EXERCISE DIRECTIONS – Restating every entry exactly is the whole task.

(Entries from a dataset of interfaces)
=-=-=-=-=
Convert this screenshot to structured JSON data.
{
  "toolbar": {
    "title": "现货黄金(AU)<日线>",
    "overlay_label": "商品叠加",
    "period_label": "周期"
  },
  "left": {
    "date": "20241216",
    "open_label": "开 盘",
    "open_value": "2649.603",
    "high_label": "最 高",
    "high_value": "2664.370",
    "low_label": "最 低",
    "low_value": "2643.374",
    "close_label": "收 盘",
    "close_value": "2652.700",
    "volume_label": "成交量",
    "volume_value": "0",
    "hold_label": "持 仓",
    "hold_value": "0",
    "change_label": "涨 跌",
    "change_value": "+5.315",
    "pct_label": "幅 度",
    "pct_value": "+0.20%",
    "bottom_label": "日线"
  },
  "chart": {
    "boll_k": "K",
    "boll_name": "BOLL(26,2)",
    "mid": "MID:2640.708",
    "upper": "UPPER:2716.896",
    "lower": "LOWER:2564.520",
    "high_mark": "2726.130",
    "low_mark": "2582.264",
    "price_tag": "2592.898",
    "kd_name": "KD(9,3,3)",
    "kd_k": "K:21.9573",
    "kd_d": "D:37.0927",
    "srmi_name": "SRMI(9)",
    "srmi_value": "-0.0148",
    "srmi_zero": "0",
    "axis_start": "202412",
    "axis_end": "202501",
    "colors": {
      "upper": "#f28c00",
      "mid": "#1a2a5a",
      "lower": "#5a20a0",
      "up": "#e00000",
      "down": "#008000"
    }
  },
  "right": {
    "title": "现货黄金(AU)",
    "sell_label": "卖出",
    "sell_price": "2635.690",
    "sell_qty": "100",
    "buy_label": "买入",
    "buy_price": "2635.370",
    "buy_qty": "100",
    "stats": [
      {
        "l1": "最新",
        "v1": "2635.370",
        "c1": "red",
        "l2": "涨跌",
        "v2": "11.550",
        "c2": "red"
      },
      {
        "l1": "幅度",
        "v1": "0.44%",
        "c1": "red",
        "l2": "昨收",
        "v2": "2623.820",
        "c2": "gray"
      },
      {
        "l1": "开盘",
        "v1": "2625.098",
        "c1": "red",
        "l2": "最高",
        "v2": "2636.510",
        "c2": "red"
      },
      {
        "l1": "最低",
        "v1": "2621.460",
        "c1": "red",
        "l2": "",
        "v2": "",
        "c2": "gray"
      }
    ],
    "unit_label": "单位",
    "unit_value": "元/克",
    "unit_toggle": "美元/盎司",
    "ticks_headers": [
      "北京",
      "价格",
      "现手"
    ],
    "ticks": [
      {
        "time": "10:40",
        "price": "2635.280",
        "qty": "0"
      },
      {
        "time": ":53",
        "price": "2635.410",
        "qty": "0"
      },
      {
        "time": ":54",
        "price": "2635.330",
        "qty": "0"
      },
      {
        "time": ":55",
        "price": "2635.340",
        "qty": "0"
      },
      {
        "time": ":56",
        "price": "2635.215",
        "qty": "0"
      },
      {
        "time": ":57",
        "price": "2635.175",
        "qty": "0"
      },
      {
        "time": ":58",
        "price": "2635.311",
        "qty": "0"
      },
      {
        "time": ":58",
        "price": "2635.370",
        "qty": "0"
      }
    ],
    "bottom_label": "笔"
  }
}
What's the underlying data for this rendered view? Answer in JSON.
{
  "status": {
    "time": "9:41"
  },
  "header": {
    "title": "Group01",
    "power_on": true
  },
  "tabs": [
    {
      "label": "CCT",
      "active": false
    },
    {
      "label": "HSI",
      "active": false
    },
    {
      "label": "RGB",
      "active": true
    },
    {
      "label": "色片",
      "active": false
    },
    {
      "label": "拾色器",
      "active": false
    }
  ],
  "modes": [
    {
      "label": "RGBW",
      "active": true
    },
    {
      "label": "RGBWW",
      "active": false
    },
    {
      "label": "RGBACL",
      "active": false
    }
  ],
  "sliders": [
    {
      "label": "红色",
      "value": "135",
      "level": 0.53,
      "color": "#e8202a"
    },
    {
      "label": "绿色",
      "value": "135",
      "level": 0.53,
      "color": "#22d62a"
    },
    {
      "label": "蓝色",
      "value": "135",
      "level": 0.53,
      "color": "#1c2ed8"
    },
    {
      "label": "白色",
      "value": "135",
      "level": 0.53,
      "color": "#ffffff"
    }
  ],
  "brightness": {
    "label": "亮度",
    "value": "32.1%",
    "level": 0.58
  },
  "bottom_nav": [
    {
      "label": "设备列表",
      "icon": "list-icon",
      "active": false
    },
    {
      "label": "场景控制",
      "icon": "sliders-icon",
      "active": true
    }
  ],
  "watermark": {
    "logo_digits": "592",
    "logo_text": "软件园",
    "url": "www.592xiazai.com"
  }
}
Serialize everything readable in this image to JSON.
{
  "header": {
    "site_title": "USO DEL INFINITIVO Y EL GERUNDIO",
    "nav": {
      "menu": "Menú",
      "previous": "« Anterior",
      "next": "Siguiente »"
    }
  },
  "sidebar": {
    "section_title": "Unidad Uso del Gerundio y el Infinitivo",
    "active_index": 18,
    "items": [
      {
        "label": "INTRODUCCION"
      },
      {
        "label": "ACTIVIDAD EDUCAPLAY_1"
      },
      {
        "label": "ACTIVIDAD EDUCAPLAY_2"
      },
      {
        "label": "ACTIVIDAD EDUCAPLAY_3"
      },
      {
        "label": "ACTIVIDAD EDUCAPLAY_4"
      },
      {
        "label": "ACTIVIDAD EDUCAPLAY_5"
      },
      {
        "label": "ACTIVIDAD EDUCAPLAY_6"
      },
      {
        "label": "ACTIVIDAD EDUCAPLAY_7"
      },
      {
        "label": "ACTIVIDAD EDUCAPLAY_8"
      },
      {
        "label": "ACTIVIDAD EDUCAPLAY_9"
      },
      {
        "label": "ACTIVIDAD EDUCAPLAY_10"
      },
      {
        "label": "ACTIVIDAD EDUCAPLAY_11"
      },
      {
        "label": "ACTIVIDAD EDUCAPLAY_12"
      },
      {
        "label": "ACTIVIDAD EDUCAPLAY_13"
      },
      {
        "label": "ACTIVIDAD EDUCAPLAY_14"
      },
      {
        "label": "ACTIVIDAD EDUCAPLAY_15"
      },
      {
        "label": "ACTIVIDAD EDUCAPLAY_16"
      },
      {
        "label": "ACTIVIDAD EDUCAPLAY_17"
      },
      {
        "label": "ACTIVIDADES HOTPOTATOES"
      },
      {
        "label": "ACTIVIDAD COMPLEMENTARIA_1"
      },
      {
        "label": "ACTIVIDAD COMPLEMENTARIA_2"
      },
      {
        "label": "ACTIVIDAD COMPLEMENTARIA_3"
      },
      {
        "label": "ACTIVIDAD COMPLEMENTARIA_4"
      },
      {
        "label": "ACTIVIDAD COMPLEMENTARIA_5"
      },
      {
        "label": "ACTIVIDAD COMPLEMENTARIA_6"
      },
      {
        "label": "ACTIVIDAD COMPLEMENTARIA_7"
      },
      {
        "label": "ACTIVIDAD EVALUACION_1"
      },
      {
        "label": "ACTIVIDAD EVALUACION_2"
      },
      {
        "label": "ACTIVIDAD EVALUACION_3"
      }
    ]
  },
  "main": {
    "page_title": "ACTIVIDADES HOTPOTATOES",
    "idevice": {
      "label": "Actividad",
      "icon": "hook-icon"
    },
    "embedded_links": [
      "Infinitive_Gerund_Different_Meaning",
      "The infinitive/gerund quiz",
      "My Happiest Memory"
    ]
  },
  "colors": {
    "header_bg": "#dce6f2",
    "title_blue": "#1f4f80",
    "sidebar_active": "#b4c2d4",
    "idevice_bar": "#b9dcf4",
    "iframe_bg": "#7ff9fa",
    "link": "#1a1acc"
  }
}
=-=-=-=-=
SOLUTION –
Convert this screenshot to structured JSON data.
{
  "toolbar": {
    "title": "现货黄金(AU)<日线>",
    "overlay_label": "商品叠加",
    "period_label": "周期"
  },
  "left": {
    "date": "20241216",
    "open_label": "开 盘",
    "open_value": "2649.603",
    "high_label": "最 高",
    "high_value": "2664.370",
    "low_label": "最 低",
    "low_value": "2643.374",
    "close_label": "收 盘",
    "close_value": "2652.700",
    "volume_label": "成交量",
    "volume_value": "0",
    "hold_label": "持 仓",
    "hold_value": "0",
    "change_label": "涨 跌",
    "change_value": "+5.315",
    "pct_label": "幅 度",
    "pct_value": "+0.20%",
    "bottom_label": "日线"
  },
  "chart": {
    "boll_k": "K",
    "boll_name": "BOLL(26,2)",
    "mid": "MID:2640.708",
    "upper": "UPPER:2716.896",
    "lower": "LOWER:2564.520",
    "high_mark": "2726.130",
    "low_mark": "2582.264",
    "price_tag": "2592.898",
    "kd_name": "KD(9,3,3)",
    "kd_k": "K:21.9573",
    "kd_d": "D:37.0927",
    "srmi_name": "SRMI(9)",
    "srmi_value": "-0.0148",
    "srmi_zero": "0",
    "axis_start": "202412",
    "axis_end": "202501",
    "colors": {
      "upper": "#f28c00",
      "mid": "#1a2a5a",
      "lower": "#5a20a0",
      "up": "#e00000",
      "down": "#008000"
    }
  },
  "right": {
    "title": "现货黄金(AU)",
    "sell_label": "卖出",
    "sell_price": "2635.690",
    "sell_qty": "100",
    "buy_label": "买入",
    "buy_price": "2635.370",
    "buy_qty": "100",
    "stats": [
      {
        "l1": "最新",
        "v1": "2635.370",
        "c1": "red",
        "l2": "涨跌",
        "v2": "11.550",
        "c2": "red"
      },
      {
        "l1": "幅度",
        "v1": "0.44%",
        "c1": "red",
        "l2": "昨收",
        "v2": "2623.820",
        "c2": "gray"
      },
      {
        "l1": "开盘",
        "v1": "2625.098",
        "c1": "red",
        "l2": "最高",
        "v2": "2636.510",
        "c2": "red"
      },
      {
        "l1": "最低",
        "v1": "2621.460",
        "c1": "red",
        "l2": "",
        "v2": "",
        "c2": "gray"
      }
    ],
    "unit_label": "单位",
    "unit_value": "元/克",
    "unit_toggle": "美元/盎司",
    "ticks_headers": [
      "北京",
      "价格",
      "现手"
    ],
    "ticks": [
      {
        "time": "10:40",
        "price": "2635.280",
        "qty": "0"
      },
      {
        "time": ":53",
        "price": "2635.410",
        "qty": "0"
      },
      {
        "time": ":54",
        "price": "2635.330",
        "qty": "0"
      },
      {
        "time": ":55",
        "price": "2635.340",
        "qty": "0"
      },
      {
        "time": ":56",
        "price": "2635.215",
        "qty": "0"
      },
      {
        "time": ":57",
        "price": "2635.175",
        "qty": "0"
      },
      {
        "time": ":58",
        "price": "2635.311",
        "qty": "0"
      },
      {
        "time": ":58",
        "price": "2635.370",
        "qty": "0"
      }
    ],
    "bottom_label": "笔"
  }
}
What's the underlying data for this rendered view? Answer in JSON.
{
  "status": {
    "time": "9:41"
  },
  "header": {
    "title": "Group01",
    "power_on": true
  },
  "tabs": [
    {
      "label": "CCT",
      "active": false
    },
    {
      "label": "HSI",
      "active": false
    },
    {
      "label": "RGB",
      "active": true
    },
    {
      "label": "色片",
      "active": false
    },
    {
      "label": "拾色器",
      "active": false
    }
  ],
  "modes": [
    {
      "label": "RGBW",
      "active": true
    },
    {
      "label": "RGBWW",
      "active": false
    },
    {
      "label": "RGBACL",
      "active": false
    }
  ],
  "sliders": [
    {
      "label": "红色",
      "value": "135",
      "level": 0.53,
      "color": "#e8202a"
    },
    {
      "label": "绿色",
      "value": "135",
      "level": 0.53,
      "color": "#22d62a"
    },
    {
      "label": "蓝色",
      "value": "135",
      "level": 0.53,
      "color": "#1c2ed8"
    },
    {
      "label": "白色",
      "value": "135",
      "level": 0.53,
      "color": "#ffffff"
    }
  ],
  "brightness": {
    "label": "亮度",
    "value": "32.1%",
    "level": 0.58
  },
  "bottom_nav": [
    {
      "label": "设备列表",
      "icon": "list-icon",
      "active": false
    },
    {
      "label": "场景控制",
      "icon": "sliders-icon",
      "active": true
    }
  ],
  "watermark": {
    "logo_digits": "592",
    "logo_text": "软件园",
    "url": "www.592xiazai.com"
  }
}
Serialize everything readable in this image to JSON.
{
  "header": {
    "site_title": "USO DEL INFINITIVO Y EL GERUNDIO",
    "nav": {
      "menu": "Menú",
      "previous": "« Anterior",
      "next": "Siguiente »"
    }
  },
  "sidebar": {
    "section_title": "Unidad Uso del Gerundio y el Infinitivo",
    "active_index": 18,
    "items": [
      {
        "label": "INTRODUCCION"
      },
      {
        "label": "ACTIVIDAD EDUCAPLAY_1"
      },
      {
        "label": "ACTIVIDAD EDUCAPLAY_2"
      },
      {
        "label": "ACTIVIDAD EDUCAPLAY_3"
      },
      {
        "label": "ACTIVIDAD EDUCAPLAY_4"
      },
      {
        "label": "ACTIVIDAD EDUCAPLAY_5"
      },
      {
        "label": "ACTIVIDAD EDUCAPLAY_6"
      },
      {
        "label": "ACTIVIDAD EDUCAPLAY_7"
      },
      {
        "label": "ACTIVIDAD EDUCAPLAY_8"
      },
      {
        "label": "ACTIVIDAD EDUCAPLAY_9"
      },
      {
        "label": "ACTIVIDAD EDUCAPLAY_10"
      },
      {
        "label": "ACTIVIDAD EDUCAPLAY_11"
      },
      {
        "label": "ACTIVIDAD EDUCAPLAY_12"
      },
      {
        "label": "ACTIVIDAD EDUCAPLAY_13"
      },
      {
        "label": "ACTIVIDAD EDUCAPLAY_14"
      },
      {
        "label": "ACTIVIDAD EDUCAPLAY_15"
      },
      {
        "label": "ACTIVIDAD EDUCAPLAY_16"
      },
      {
        "label": "ACTIVIDAD EDUCAPLAY_17"
      },
      {
        "label": "ACTIVIDADES HOTPOTATOES"
      },
      {
        "label": "ACTIVIDAD COMPLEMENTARIA_1"
      },
      {
        "label": "ACTIVIDAD COMPLEMENTARIA_2"
      },
      {
        "label": "ACTIVIDAD COMPLEMENTARIA_3"
      },
      {
        "label": "ACTIVIDAD COMPLEMENTARIA_4"
      },
      {
        "label": "ACTIVIDAD COMPLEMENTARIA_5"
      },
      {
        "label": "ACTIVIDAD COMPLEMENTARIA_6"
      },
      {
        "label": "ACTIVIDAD COMPLEMENTARIA_7"
      },
      {
        "label": "ACTIVIDAD EVALUACION_1"
      },
      {
        "label": "ACTIVIDAD EVALUACION_2"
      },
      {
        "label": "ACTIVIDAD EVALUACION_3"
      }
    ]
  },
  "main": {
    "page_title": "ACTIVIDADES HOTPOTATOES",
    "idevice": {
      "label": "Actividad",
      "icon": "hook-icon"
    },
    "embedded_links": [
      "Infinitive_Gerund_Different_Meaning",
      "The infinitive/gerund quiz",
      "My Happiest Memory"
    ]
  },
  "colors": {
    "header_bg": "#dce6f2",
    "title_blue": "#1f4f80",
    "sidebar_active": "#b4c2d4",
    "idevice_bar": "#b9dcf4",
    "iframe_bg": "#7ff9fa",
    "link": "#1a1acc"
  }
}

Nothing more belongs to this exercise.